Jennifer was once told by her father that he remembered as a child helping his parents harvest carrots for $.50/day. They were poor and starving, and had to do what they could to make ends meet. He never wanted his children to see hardships like this, and worked very hard to make a good life in order for his family to succeed beyond himself. With only an 8th grade education he excelled as an artist and craftsman who -just like his precision stampwork- deeply embedded a profound mark in the history of jewelry making, raising the standard for quality work and inspiring others to push themselves to greater heights. Thomas was very proud to have Jennifer continue his work, “it was very encouraging to me because it means the traditions are going to go on. Jennifer has always been a Daddy’s girl, She went with me everywhere and always showed an interest in everything. In high school she would help me in the shop, and it has turned into a career for her.” She traveled many places with her father, including Japan where they preformed jewelry demonstrations and explored much of the island. “I miss my dad a lot, everything about my dad was always a learning situation. Everywhere we traveled he always had something to talk about.”-Jennifer Curtis
Jennifer has carved out a reputation for herself creating intensely exquisite jewelry that carries on her fathers coveted aesthetic while simultaneously expressing her own individual approach. Using his set of die stamps, she possesses the same talent as her celebrated father for balancing intense compositions of classic designs with contemporary elegance. Before she stepped into her father’s shoes, Jennifer had plans to pursue a career in architecture after she completed her degree in drafting from the Miller Institute in Phoenix. She states her experience with drafting helps to layout her designs, but sometimes it is not enough. Sometimes she still desires help from her father. “Sometimes I get artist block, and I start thinking about him and all of a sudden a design comes to me. His spirit is around me and he helps me.” -Jennifer Curtis
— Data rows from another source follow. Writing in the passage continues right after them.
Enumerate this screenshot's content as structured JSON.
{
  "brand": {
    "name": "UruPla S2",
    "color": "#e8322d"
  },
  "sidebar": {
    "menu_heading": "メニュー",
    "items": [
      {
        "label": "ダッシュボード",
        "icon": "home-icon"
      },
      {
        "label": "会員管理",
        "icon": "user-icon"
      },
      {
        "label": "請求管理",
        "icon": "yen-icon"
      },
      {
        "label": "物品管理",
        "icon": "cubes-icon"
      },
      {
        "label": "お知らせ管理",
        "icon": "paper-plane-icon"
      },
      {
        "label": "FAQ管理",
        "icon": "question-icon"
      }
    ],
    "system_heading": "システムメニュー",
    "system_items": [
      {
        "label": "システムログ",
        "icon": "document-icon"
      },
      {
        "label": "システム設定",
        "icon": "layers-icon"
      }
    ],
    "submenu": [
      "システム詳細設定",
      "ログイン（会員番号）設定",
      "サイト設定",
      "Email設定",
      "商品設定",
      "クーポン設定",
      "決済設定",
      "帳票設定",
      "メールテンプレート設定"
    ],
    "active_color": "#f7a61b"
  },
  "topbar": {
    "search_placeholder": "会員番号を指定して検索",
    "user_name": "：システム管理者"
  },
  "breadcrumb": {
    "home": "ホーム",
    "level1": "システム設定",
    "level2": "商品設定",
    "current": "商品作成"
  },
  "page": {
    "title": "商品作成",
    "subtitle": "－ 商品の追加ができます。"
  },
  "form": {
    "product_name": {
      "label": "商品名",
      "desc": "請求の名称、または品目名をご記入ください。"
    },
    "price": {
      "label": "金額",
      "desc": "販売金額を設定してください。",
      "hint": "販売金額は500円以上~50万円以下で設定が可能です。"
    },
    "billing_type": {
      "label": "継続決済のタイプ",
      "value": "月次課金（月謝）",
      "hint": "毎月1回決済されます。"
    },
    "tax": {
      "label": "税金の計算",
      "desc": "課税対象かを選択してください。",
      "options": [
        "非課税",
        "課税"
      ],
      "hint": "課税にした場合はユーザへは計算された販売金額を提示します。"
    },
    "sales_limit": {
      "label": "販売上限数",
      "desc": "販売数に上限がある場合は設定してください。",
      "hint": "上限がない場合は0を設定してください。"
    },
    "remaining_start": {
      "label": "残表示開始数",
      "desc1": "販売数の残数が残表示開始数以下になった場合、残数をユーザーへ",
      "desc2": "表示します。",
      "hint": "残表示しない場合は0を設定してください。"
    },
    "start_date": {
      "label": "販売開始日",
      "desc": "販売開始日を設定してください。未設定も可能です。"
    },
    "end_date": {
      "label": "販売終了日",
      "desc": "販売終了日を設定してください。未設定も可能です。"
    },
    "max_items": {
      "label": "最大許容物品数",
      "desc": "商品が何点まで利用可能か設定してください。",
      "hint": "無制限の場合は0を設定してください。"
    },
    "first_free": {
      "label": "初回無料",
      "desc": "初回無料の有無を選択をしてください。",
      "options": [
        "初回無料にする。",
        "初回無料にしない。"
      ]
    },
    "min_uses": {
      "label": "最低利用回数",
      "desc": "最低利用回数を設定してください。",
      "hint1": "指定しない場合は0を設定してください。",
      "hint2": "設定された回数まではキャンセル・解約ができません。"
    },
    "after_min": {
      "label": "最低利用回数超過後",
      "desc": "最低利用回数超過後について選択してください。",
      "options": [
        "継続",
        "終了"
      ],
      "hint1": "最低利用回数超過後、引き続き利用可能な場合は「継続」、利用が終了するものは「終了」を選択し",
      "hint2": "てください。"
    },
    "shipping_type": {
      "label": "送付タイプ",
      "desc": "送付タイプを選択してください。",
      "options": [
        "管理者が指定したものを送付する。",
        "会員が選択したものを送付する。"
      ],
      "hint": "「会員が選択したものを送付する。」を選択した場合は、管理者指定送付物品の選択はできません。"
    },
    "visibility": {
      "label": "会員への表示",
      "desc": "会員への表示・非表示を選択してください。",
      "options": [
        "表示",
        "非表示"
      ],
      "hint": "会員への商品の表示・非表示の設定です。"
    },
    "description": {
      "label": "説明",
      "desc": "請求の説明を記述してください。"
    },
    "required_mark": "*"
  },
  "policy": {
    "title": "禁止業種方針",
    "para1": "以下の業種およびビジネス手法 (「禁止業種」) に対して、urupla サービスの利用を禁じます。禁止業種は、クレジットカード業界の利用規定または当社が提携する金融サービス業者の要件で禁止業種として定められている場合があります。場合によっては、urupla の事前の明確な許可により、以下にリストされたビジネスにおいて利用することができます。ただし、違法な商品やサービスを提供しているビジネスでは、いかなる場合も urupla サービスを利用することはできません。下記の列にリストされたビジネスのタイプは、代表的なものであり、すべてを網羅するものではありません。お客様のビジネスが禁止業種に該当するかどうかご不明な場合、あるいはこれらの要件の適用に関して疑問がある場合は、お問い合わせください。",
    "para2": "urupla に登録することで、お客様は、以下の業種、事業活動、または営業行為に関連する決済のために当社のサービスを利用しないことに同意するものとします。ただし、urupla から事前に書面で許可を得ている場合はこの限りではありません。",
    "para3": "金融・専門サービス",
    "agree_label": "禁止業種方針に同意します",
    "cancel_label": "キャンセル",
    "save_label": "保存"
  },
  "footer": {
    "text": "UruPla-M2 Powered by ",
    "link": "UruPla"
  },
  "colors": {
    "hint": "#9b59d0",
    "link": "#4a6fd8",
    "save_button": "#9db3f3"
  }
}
When Thomas became ill Jennifer would talk with him about what he would do when he got better. “He always wanted to get back to work. He would say, ‘when I get well we are going to make something the world has never seen before.’ I think about this a lot. I wonder what he would have created. But I feel like he is with me, exploring new work with me.” Thomas Curtis passed away on June 29th, 2013 leaving behind a legacy of stories, jokes, rodeo rides, gifted children and an extensive collection of admirable work that reflects his desire to do as much as he possibly could with his life, and to accomplish things to the best of his ability. He will remain an inspiration for artists of every medium at any point in time, and a shining example of what one can achieve if they put their heart and soul into their dreams and ambitions. We always look forward to receiving a new piece of jewelry from Jennifer Curtis to the Four Winds Gallery, it is a fascinating extension of her father’s mastered talent, a gift connecting the past to the future.
Joke from Thomas Curtis, courtesy of Jennifer Curtis:
“We were driving through Gallup and we see a drunk man on the side of the road with a blanket over his shoulder. My dad turns to me and says, ‘when your wife gets tired of you and you don’t sleep together anymore, that blanket like that man has, that blanket that you sleep with becomes your wife.’
We laughed a lot.”